Neural circuitry of action: from spatial perception to motor integration
One of the major tasks that the nervous system faces is that of linking perception to action. We perceive the world around us through our senses and we use this information to select the most appropriate set of actions.
My lab studies the organization and function of neural circuits controlling movement in mice. Our aim is to define the neural circuits responsible for generating automatic and goal-oriented movements and delineate the underlying sensory-motor integration processes that link perception to action. We investigate four key aspects of the motor control problem:
- How, during development, are neuronal populations assembled into functional networks with the degree of specificity needed to coordinate movements?
- How do animals produce an accurate map of the surrounding world that can be used to direct movements?
- Which neuronal populations are involved in directing movements towards salient positions on this map?
- Which neuronal elements integrate incoming sensory inputs into the ongoing motor routine?
Answering these questions is essential if we are to understand how we produce purposeful movements and, importantly, why we fail to do so upon injury or disease. We investigate these questions by using and developing a variety of methodologies.
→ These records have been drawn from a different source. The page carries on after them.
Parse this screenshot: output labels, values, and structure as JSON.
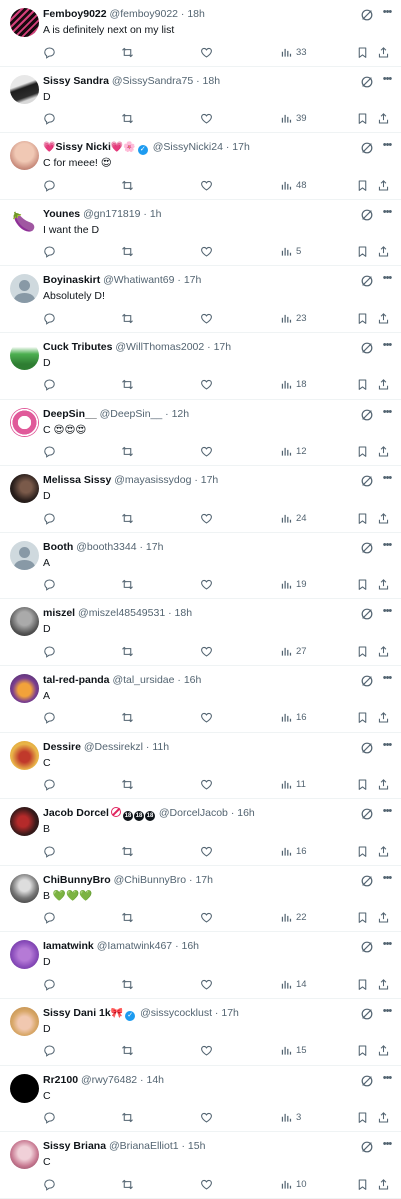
{
  "tweets": [
    {
      "avatar": "avatar-pink-stripes",
      "name": "Femboy9022",
      "name_emojis": "",
      "verified": false,
      "flags": "",
      "handle": "@femboy9022",
      "time": "18h",
      "text": "A is definitely next on my list",
      "views": "33"
    },
    {
      "avatar": "avatar-dark-shoes",
      "name": "Sissy Sandra",
      "name_emojis": "",
      "verified": false,
      "flags": "",
      "handle": "@SissySandra75",
      "time": "18h",
      "text": "D",
      "views": "39"
    },
    {
      "avatar": "avatar-photo-skin",
      "name": "Sissy Nicki",
      "name_pre": "💗",
      "name_emojis": "💗🌸",
      "verified": true,
      "flags": "",
      "handle": "@SissyNicki24",
      "time": "17h",
      "text": "C for meee! 😍",
      "views": "48"
    },
    {
      "avatar": "avatar-eggplant-emoji",
      "name": "Younes",
      "name_emojis": "",
      "verified": false,
      "flags": "",
      "handle": "@gn171819",
      "time": "1h",
      "text": "I want the D",
      "views": "5"
    },
    {
      "avatar": "avatar-default",
      "name": "Boyinaskirt",
      "name_emojis": "",
      "verified": false,
      "flags": "",
      "handle": "@Whatiwant69",
      "time": "17h",
      "text": "Absolutely D!",
      "views": "23"
    },
    {
      "avatar": "avatar-green-figure",
      "name": "Cuck Tributes",
      "name_emojis": "",
      "verified": false,
      "flags": "",
      "handle": "@WillThomas2002",
      "time": "17h",
      "text": "D",
      "views": "18"
    },
    {
      "avatar": "avatar-pink-logo",
      "name": "DeepSin__",
      "name_emojis": "",
      "verified": false,
      "flags": "",
      "handle": "@DeepSin__",
      "time": "12h",
      "text": "C 😍😍😍",
      "views": "12"
    },
    {
      "avatar": "avatar-dark-photo",
      "name": "Melissa Sissy",
      "name_emojis": "",
      "verified": false,
      "flags": "",
      "handle": "@mayasissydog",
      "time": "17h",
      "text": "D",
      "views": "24"
    },
    {
      "avatar": "avatar-default",
      "name": "Booth",
      "name_emojis": "",
      "verified": false,
      "flags": "",
      "handle": "@booth3344",
      "time": "17h",
      "text": "A",
      "views": "19"
    },
    {
      "avatar": "avatar-grey-photo",
      "name": "miszel",
      "name_emojis": "",
      "verified": false,
      "flags": "",
      "handle": "@miszel48549531",
      "time": "18h",
      "text": "D",
      "views": "27"
    },
    {
      "avatar": "avatar-red-panda",
      "name": "tal-red-panda",
      "name_emojis": "",
      "verified": false,
      "flags": "",
      "handle": "@tal_ursidae",
      "time": "16h",
      "text": "A",
      "views": "16"
    },
    {
      "avatar": "avatar-red-dress",
      "name": "Dessire",
      "name_emojis": "",
      "verified": false,
      "flags": "",
      "handle": "@Dessirekzl",
      "time": "11h",
      "text": "C",
      "views": "11"
    },
    {
      "avatar": "avatar-dark-red",
      "name": "Jacob Dorcel",
      "name_emojis": "",
      "verified": false,
      "flags": "no18",
      "handle": "@DorcelJacob",
      "time": "16h",
      "text": "B",
      "views": "16"
    },
    {
      "avatar": "avatar-bw-photo",
      "name": "ChiBunnyBro",
      "name_emojis": "",
      "verified": false,
      "flags": "",
      "handle": "@ChiBunnyBro",
      "time": "17h",
      "text": "B 💚💚💚",
      "views": "22"
    },
    {
      "avatar": "avatar-purple",
      "name": "Iamatwink",
      "name_emojis": "",
      "verified": false,
      "flags": "",
      "handle": "@Iamatwink467",
      "time": "16h",
      "text": "D",
      "views": "14"
    },
    {
      "avatar": "avatar-blonde",
      "name": "Sissy Dani 1k",
      "name_emojis": "🎀",
      "verified": true,
      "flags": "",
      "handle": "@sissycocklust",
      "time": "17h",
      "text": "D",
      "views": "15"
    },
    {
      "avatar": "avatar-black",
      "name": "Rr2100",
      "name_emojis": "",
      "verified": false,
      "flags": "",
      "handle": "@rwy76482",
      "time": "14h",
      "text": "C",
      "views": "3"
    },
    {
      "avatar": "avatar-pink-photo",
      "name": "Sissy Briana",
      "name_emojis": "",
      "verified": false,
      "flags": "",
      "handle": "@BrianaElliot1",
      "time": "15h",
      "text": "C",
      "views": "10"
    }
  ],
  "flag_badges": {
    "no18": "18"
  },
  "colors": {
    "icon": "#536471",
    "name": "#0f1419",
    "handle": "#536471",
    "divider": "#eff3f4",
    "verified": "#1d9bf0"
  },
  "icons": [
    "grok-icon",
    "more-icon",
    "reply-icon",
    "retweet-icon",
    "like-icon",
    "views-icon",
    "bookmark-icon",
    "share-icon"
  ]
}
These include mouse genetics, viral strategies for circuit tracing and functional manipulation, in vivo electrophysiology, optogenetics and behavioral analysis.